* Activity *
Copy out all the lines of the data that hold the word "Dashboard".

Data records for software interfaces
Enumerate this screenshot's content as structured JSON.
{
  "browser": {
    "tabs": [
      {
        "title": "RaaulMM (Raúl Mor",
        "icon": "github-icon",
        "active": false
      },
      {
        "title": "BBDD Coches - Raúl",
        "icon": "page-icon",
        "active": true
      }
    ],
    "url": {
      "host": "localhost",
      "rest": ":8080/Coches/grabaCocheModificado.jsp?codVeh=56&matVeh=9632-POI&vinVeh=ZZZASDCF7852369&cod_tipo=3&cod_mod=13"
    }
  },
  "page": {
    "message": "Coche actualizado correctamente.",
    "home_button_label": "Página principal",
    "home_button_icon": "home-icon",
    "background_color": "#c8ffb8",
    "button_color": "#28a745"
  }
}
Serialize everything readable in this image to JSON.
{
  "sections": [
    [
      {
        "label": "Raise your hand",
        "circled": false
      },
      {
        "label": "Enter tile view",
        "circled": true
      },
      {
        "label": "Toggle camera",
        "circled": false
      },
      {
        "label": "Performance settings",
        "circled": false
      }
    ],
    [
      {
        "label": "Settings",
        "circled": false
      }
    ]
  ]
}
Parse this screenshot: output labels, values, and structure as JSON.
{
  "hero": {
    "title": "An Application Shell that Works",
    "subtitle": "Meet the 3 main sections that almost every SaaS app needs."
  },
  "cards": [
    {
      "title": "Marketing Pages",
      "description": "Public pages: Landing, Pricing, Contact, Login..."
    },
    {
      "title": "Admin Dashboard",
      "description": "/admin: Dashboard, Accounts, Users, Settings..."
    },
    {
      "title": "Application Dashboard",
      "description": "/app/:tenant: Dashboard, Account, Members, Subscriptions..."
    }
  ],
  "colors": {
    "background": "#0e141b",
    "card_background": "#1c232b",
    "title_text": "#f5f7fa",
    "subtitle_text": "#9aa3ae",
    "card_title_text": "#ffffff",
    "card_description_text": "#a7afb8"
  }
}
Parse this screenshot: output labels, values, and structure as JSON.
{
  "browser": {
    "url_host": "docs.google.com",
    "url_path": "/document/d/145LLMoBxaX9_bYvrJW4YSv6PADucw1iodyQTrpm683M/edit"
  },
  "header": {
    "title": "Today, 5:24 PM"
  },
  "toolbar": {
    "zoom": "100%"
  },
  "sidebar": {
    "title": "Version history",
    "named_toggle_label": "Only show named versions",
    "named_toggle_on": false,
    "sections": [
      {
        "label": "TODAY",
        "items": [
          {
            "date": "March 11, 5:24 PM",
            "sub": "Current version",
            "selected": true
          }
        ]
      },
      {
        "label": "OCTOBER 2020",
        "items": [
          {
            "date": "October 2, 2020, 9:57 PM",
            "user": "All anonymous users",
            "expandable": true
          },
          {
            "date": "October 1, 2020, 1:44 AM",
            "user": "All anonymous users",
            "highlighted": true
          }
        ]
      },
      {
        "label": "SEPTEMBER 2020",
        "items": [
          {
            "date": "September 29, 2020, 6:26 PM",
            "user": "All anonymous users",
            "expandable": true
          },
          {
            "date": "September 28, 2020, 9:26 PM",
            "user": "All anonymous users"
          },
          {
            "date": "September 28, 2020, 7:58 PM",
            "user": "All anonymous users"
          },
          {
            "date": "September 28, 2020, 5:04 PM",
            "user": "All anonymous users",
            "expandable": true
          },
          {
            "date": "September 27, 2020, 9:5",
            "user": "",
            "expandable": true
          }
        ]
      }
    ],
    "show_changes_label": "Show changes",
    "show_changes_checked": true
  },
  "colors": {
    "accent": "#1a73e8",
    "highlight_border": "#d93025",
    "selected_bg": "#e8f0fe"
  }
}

* Exercise output *
      "title": "Admin Dashboard",
      "description": "/admin: Dashboard, Accounts, Users, Settings..."
      "title": "Application Dashboard",
      "description": "/app/:tenant: Dashboard, Account, Members, Subscriptions..."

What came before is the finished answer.